ACTION ITEM: Identify the lines in the data below that contain "unless" and give only how many there are.

DATA TO USE:
Start of Block
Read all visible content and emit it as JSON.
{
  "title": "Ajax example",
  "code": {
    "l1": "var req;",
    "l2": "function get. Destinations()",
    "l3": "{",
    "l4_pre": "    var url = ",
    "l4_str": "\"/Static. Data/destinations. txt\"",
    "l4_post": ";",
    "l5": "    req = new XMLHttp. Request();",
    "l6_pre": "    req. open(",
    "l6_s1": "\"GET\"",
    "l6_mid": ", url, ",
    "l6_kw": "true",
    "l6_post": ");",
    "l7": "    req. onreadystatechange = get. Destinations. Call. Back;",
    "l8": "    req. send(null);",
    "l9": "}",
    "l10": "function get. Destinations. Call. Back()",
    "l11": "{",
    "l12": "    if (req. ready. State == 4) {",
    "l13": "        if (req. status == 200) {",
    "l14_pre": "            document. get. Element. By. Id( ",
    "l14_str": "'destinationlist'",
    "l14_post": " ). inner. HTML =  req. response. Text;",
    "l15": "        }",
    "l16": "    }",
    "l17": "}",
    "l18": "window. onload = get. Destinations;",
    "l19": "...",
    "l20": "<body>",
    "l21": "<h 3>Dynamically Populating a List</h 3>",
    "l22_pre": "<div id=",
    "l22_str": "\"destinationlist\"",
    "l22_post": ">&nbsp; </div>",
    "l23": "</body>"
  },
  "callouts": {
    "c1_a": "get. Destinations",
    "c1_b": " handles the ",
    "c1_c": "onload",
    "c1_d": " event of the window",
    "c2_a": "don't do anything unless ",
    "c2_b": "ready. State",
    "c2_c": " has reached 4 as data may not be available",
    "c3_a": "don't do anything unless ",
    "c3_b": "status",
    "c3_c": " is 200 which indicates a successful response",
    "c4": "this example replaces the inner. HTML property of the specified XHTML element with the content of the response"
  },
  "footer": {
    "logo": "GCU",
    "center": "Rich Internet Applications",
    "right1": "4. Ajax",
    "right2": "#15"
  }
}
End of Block
RESPONSE AREA: 2